Our own Treasury officials confidently predict that New Zealand’s current recession will be shallow and short.
By 2010 – 2011 at the latest – we should all be out of the woods.
Let’s hope so.
Personally, I’m not quite so optimistic.
Why? Because earlier today I was reading about an economist who discovered the secret to predicting the economic future. And I’m not referring here to the immediate future – what’s going to happen to the stockmarket next week, or next month. No. I’m referencing a guy who was able to accurately predict what the global economy would look like ten, fifty, even a hundred years into the future.
His name was Nikolai Kondratiev.
In a saner, less bloodthirsty 20th Century, Kondratiev would have been celebrated as one of the Soviet Union’s greatest economists, and hailed throughout the world as the scholar who first discerned the long waves of economic expansion and contraction that periodicize the history of capitalism.
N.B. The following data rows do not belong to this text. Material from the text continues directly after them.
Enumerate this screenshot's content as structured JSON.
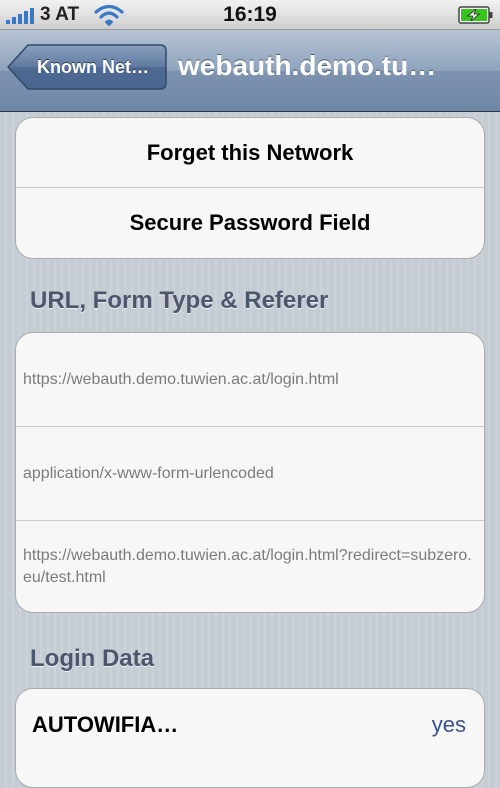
{
  "status_bar": {
    "carrier": "3 AT",
    "time": "16:19",
    "signal_icon": "signal-bars-icon",
    "wifi_icon": "wifi-icon",
    "battery_icon": "battery-charging-icon"
  },
  "nav": {
    "back_label": "Known Net…",
    "title": "webauth.demo.tu…"
  },
  "actions": {
    "forget_label": "Forget this Network",
    "secure_label": "Secure Password Field"
  },
  "url_section": {
    "header": "URL, Form Type & Referer",
    "url": "https://webauth.demo.tuwien.ac.at/login.html",
    "form_type": "application/x-www-form-urlencoded",
    "referer": "https://webauth.demo.tuwien.ac.at/login.html?redirect=subzero.eu/test.html"
  },
  "login_section": {
    "header": "Login Data",
    "rows": [
      {
        "label": "AUTOWIFIA…",
        "value": "yes"
      }
    ]
  },
  "colors": {
    "nav_bar": "#7d93b0",
    "background": "#c5ccd4",
    "value_blue": "#385487",
    "header_text": "#4c566c"
  }
}
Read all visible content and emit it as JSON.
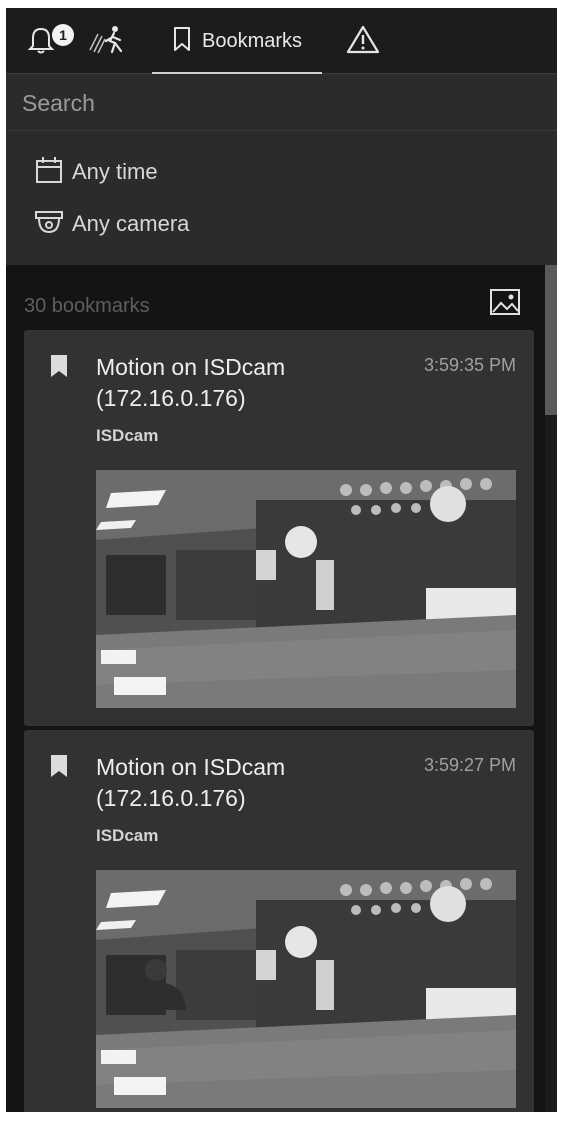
{
  "tabs": {
    "notifications": {
      "badge_count": "1",
      "icon": "bell-icon"
    },
    "motion": {
      "icon": "motion-icon"
    },
    "bookmarks": {
      "label": "Bookmarks",
      "icon": "bookmark-icon",
      "active": true
    },
    "events": {
      "icon": "warning-icon"
    }
  },
  "search": {
    "placeholder": "Search",
    "value": ""
  },
  "filters": {
    "time_label": "Any time",
    "camera_label": "Any camera"
  },
  "results": {
    "count_label": "30 bookmarks",
    "thumbnail_toggle_icon": "image-icon",
    "items": [
      {
        "title": "Motion on ISDcam (172.16.0.176)",
        "time": "3:59:35 PM",
        "camera": "ISDcam"
      },
      {
        "title": "Motion on ISDcam (172.16.0.176)",
        "time": "3:59:27 PM",
        "camera": "ISDcam"
      }
    ]
  },
  "colors": {
    "panel_background": "#2b2b2b",
    "header_background": "#1c1c1c",
    "list_background": "#141414",
    "card_background": "#323232"
  }
}
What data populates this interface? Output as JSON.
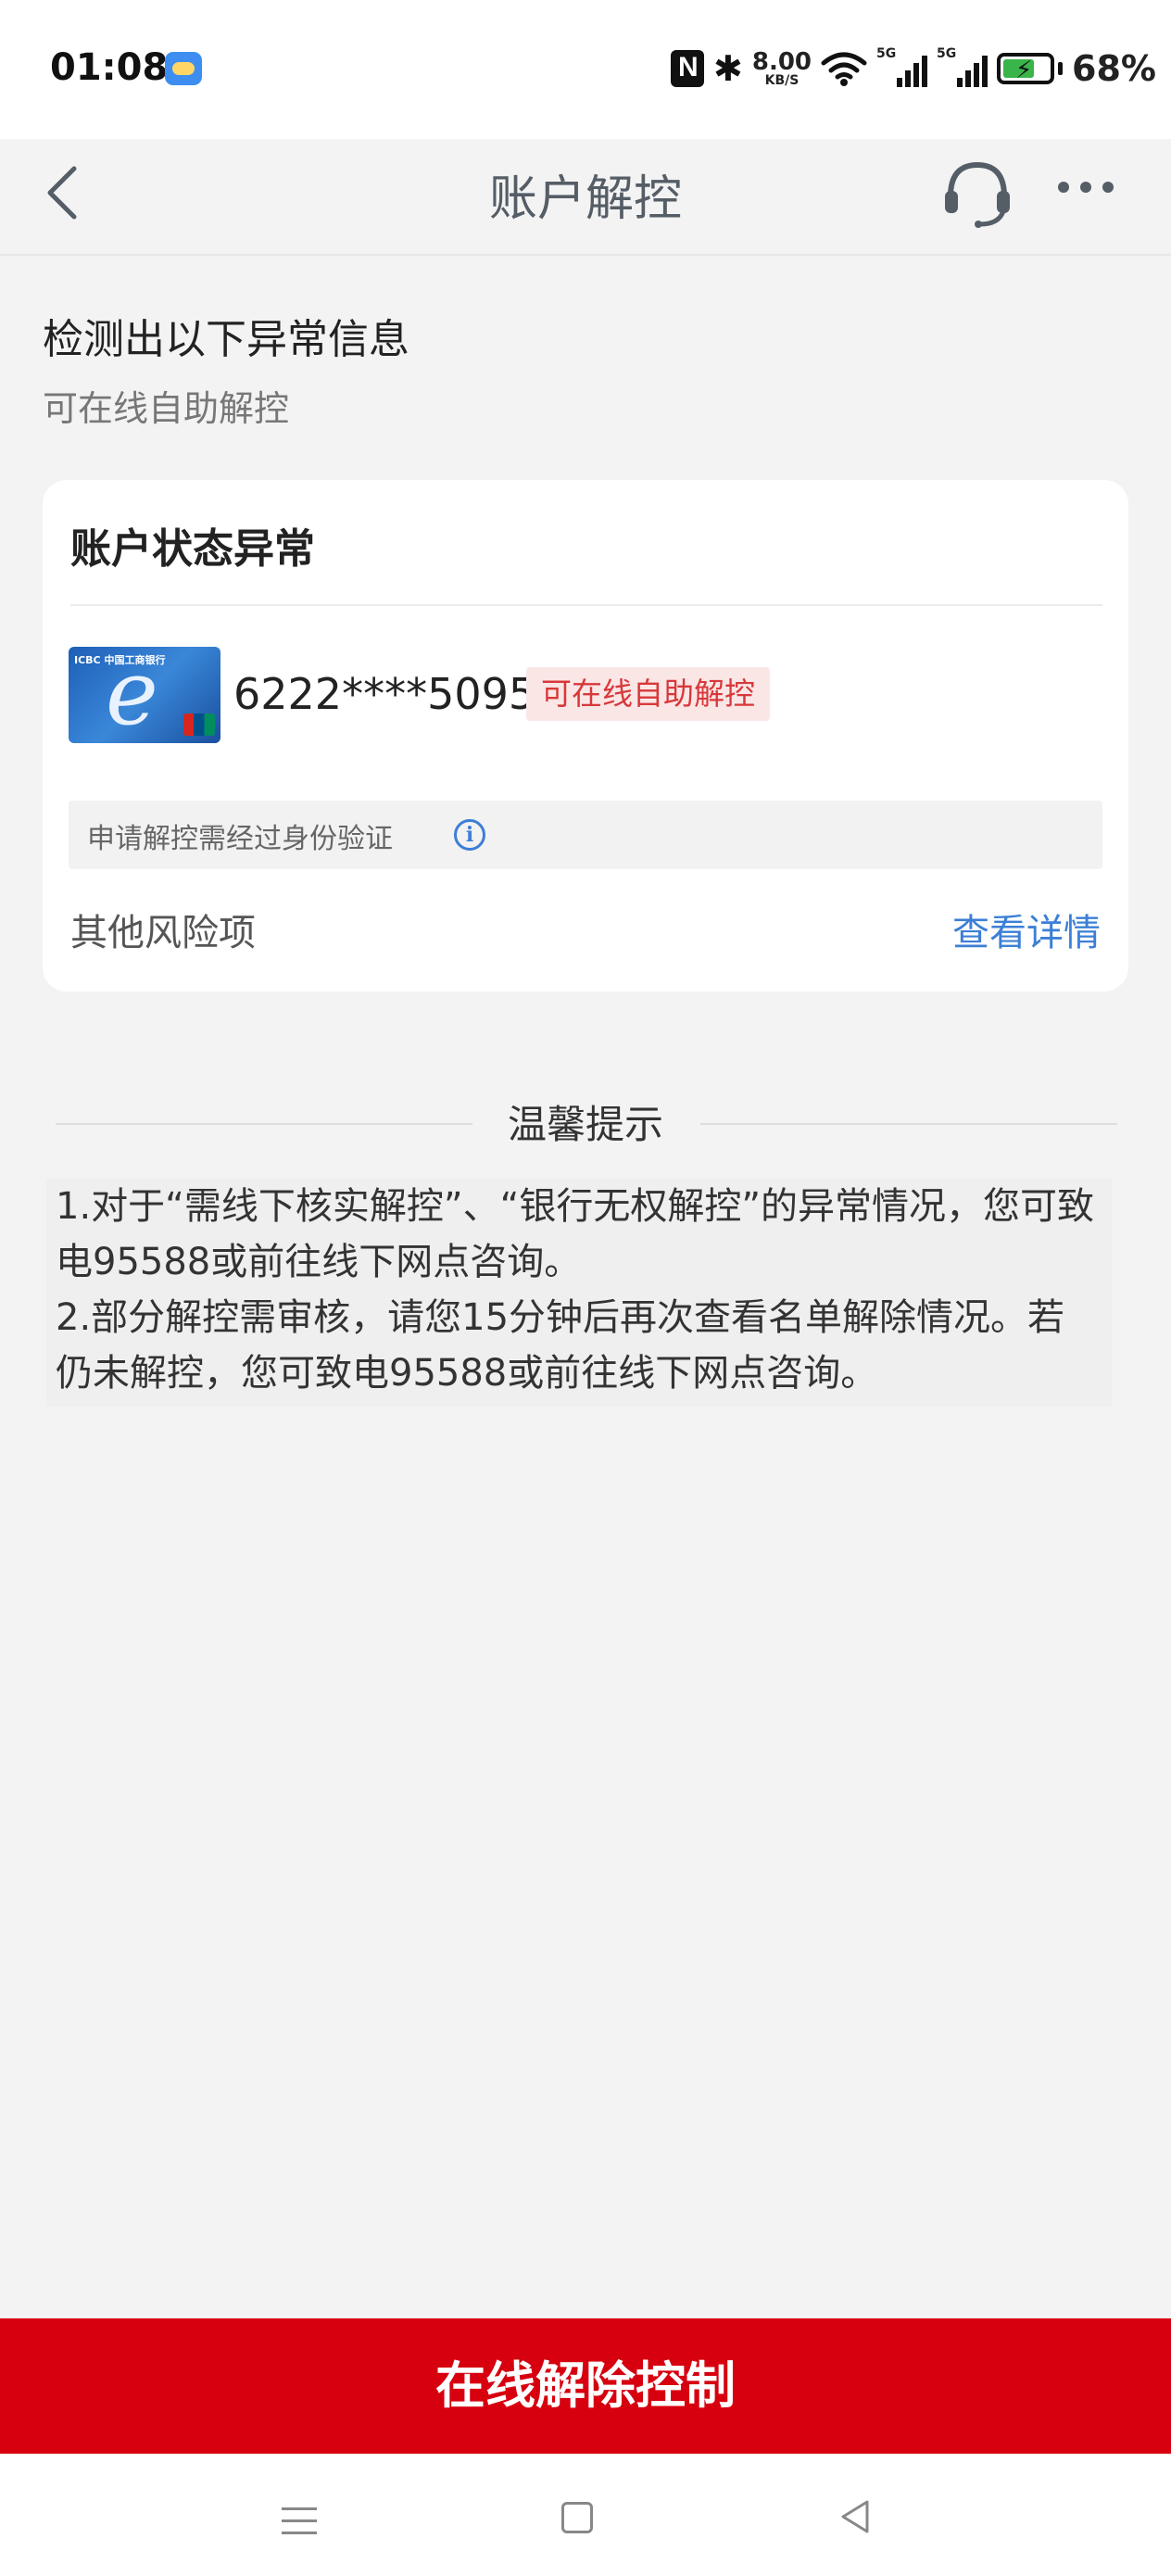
{
  "status_bar": {
    "time": "01:08",
    "net_speed_value": "8.00",
    "net_speed_unit": "KB/S",
    "signal1_label": "5G",
    "signal2_label": "5G",
    "battery_percent": "68%",
    "battery_level": 0.68,
    "icons": [
      "weather-icon",
      "nfc-icon",
      "bluetooth-icon",
      "wifi-icon",
      "signal-icon",
      "battery-icon"
    ]
  },
  "nav": {
    "title": "账户解控",
    "icons": [
      "back-icon",
      "customer-service-icon",
      "more-icon"
    ]
  },
  "header": {
    "title": "检测出以下异常信息",
    "subtitle": "可在线自助解控"
  },
  "card": {
    "title": "账户状态异常",
    "bank_card_brand": "ICBC 中国工商银行",
    "account_number": "6222****5095",
    "status_tag": "可在线自助解控",
    "notice": "申请解控需经过身份验证",
    "other_risk_label": "其他风险项",
    "view_detail_link": "查看详情"
  },
  "tips": {
    "title": "温馨提示",
    "lines": [
      "1.对于“需线下核实解控”、“银行无权解控”的异常情况，您可致",
      "电95588或前往线下网点咨询。",
      "2.部分解控需审核，请您15分钟后再次查看名单解除情况。若",
      "仍未解控，您可致电95588或前往线下网点咨询。"
    ]
  },
  "action": {
    "button_label": "在线解除控制"
  },
  "colors": {
    "primary_red": "#d6000f",
    "link_blue": "#3c7fd6",
    "tag_red": "#d8383b",
    "tag_bg": "#fbe6e6",
    "page_bg": "#f3f3f3"
  }
}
In the 20th century that actually happened, Kondratiev enjoyed only a few years of productive endeavour before falling victim to the political pathologies of Stalinism, dying in 1938, at the age of just 46, in front of an NKVD firing-squad.
His immediate offence was being too closely associated with the "New Economic Policy" (NEP) – an essentially social-democratic response to the abject failure of Lenin’s "war communism", which had brought the Soviet economy to its knees. Kondratiev believed that the development of heavy industry in the Soviet Union should only be attempted after the successful modernisation of its agriculture. Only when all Russians had enough to eat, and only upon the base of a thriving light industrial sector, producing agricultural equipment and consumer goods, should the growth of heavy industries be encouraged. Such thinking was anathema to Stalin and his henchmen, and Kondratiev was driven from his post as head of the Institute of Conjuncture and hauled off to the gulag.
His real crime, however, was to call into question the whole notion that economies could be made to perform according to the conscious interventions of human planners.
In his studies of capitalism he had discerned patterns of development that contradicted the linear notions of economic growth then favoured by his Soviet colleagues. Rather than progressing in a straight line, the evolution of the global capitalist economy appeared to describe a regular wave pattern, with a cycle of approximately fifty years.
For a detailed description of Kondratiev’s theories, follow the links here and here. Suffice to say that he and his followers, which included the great Czech-American economist Joseph Schumpeter, broke down the development of the global capitalist economy into five distinct waves of development.
The first wave, beginning in the late 18th Century was generated by the invention of the steam engine and the growth of factory-spun textiles.
The second wave commenced in the 1830s with the worldwide expansion of steam-powered transportation – especially railways.
The third wave got underway in the 1880s, driven by the growth of the steel, electricity, chemical and heavy-engineering industries.
The fourth wave witnessed the rise of the petrochemical, automobile manufacturing, and other mass production industries, which gathered momentum in the years immediately prior to World War I.
The fifth wave (our present) began in the 1970s with the revolution in telecommunications and information technology – giving birth to the age of the personal computer, cellphones, and the Internet.
Kondratiev’s waves have four distinct phases: Improvement – when the new inventions revolutionise the way people work and live. Prosperity – when the new technology has had time to bed-in and the wealth it is generating flows in all directions. Recession – when innovation slows and growth begins to falter. Depression – when wealth generation ceases and the economy collapses.
Kondratiev’s seminal work, The Major Economic Cycles, was published in 1925 – at the height of the Roaring Twenties – but working from his basic premises he was able to predict the Great Depression a full five years before it happened.
And Kondratiev’s foresight didn’t end with his prediction of the Slump. By plotting his fifty-year cycles along an axis divided into years, his disciples were confident of another steep slide into recession and depression in the late-1970s and 80s, and yet another big crash, timed for, yes, you guessed it, the start of the second decade of the 21st Century.
Historically, the contractionary phase of the Kondratiev Cycle tends to last not just for one or two years, but for anything from ten to fifteen years.
Kondratiev’s theory would suggest that times are about to get a whole lot worse before they get better.
Hence my pessimism.